On Tuesday, more than 700 public transportation leaders gathered in Washington, D.C., to urge Congress to move forward quickly on federal legislation that will invest in public transportation to support and create jobs.
“First on the agenda is the passage of the HIRE Act in the Senate this week,” said American Public Transportation Association (APTA) President William Millar, who welcomed the U.S. public transit leaders. “The HIRE Act will do two things: release the funding for public transportation in the 2010 appropriations bill and extend the deadline for the federal surface transportation legislation until December 31, 2010.”
Since the last federal surface transportation act expired last fall, Congress has been granting short-term extensions. The current extension is scheduled to expire March 28.
Public transportation leaders are also calling on their congressional leaders to pass another economic stimulus jobs bill this year that invests in public transportation and includes flexibility for operating funding for public transit systems. This legislation is urgently needed, not only to maintain public transit service, but to avoid the loss of American jobs. For every $1 billion invested in public transportation capital and operations, 36,000 jobs are created.
“Public transportation riders across the country are paying higher fares and seeing their services reduced or eliminated because of this severe economic recession,” said J. Barry Barker, APTA vice chair, government affairs, and executive director, Transit Authority of River City in Kentucky. "For the tens of millions of Americans who ride public transportation and for the millions of Americans who are seeking employment, we need Congress to act quickly to pass legislation that invests in public transportation."
While the HIRE Act and another jobs bill are much needed stop-gap measures, APTA is calling on Congress to approve a robust, multi-year bill so that public transportation systems can plan for the future. APTA is calling for $123 billion in investment over six years for public transportation to double ridership in 20 years, and $50 billion for high-speed rail.
“Although the short-term measures are welcomed and very helpful, they are not a substitute for a new, long-term, transportation legislation that will create and support good “green” jobs and build a world-class, 21st century, multi-modal transportation system,” said Millar. “The longer we wait for a new multi-year transportation bill, the less public transit systems and public transit businesses can support and create American jobs.
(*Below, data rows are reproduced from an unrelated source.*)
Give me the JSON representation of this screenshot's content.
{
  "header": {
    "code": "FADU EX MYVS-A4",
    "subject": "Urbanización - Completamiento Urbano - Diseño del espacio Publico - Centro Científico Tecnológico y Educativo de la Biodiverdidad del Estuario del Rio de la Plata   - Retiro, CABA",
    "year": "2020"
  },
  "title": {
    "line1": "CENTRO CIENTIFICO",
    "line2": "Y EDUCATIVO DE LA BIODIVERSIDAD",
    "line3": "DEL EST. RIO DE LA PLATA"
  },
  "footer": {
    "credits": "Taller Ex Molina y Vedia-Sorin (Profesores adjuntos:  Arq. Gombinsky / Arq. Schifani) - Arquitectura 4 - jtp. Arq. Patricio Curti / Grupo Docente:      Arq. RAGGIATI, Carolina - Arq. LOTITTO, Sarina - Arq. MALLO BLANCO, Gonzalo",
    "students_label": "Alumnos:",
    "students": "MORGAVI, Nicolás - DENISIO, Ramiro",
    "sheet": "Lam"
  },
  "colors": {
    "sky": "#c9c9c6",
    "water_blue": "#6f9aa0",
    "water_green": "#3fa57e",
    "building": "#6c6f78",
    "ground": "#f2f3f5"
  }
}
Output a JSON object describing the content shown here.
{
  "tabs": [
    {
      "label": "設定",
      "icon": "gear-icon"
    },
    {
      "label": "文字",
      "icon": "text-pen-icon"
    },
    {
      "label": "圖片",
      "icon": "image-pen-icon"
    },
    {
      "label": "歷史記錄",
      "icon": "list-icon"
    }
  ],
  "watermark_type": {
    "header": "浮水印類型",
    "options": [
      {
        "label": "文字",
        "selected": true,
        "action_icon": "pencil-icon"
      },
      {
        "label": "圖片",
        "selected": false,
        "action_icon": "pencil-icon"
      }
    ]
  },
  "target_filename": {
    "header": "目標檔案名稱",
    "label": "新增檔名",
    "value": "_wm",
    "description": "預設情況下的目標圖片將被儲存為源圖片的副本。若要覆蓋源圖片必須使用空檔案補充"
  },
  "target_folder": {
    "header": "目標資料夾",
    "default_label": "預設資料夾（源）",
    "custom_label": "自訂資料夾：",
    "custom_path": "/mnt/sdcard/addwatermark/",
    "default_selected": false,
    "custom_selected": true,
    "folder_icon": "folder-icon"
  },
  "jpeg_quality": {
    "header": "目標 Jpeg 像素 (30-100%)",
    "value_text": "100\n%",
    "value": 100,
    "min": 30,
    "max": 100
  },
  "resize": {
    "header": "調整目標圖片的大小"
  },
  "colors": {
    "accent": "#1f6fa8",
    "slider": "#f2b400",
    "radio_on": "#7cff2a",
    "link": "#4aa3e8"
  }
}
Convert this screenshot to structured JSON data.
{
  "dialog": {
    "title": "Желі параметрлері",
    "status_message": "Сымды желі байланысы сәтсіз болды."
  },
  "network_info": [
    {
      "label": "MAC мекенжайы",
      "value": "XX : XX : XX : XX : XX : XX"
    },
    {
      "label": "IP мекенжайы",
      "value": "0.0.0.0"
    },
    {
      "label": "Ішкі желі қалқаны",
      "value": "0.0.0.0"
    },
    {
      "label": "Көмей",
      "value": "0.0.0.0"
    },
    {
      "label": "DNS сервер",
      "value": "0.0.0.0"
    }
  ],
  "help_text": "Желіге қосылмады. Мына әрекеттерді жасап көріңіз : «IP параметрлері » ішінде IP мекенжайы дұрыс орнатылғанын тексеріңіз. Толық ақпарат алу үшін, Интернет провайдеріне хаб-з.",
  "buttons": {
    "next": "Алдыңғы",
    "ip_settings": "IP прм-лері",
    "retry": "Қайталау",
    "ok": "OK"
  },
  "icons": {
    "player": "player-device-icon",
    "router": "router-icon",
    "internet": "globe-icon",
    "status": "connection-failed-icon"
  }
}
Passing a long-term transportation authorization bill will be the best thing for public transportation and will also help our country’s economic recovery.”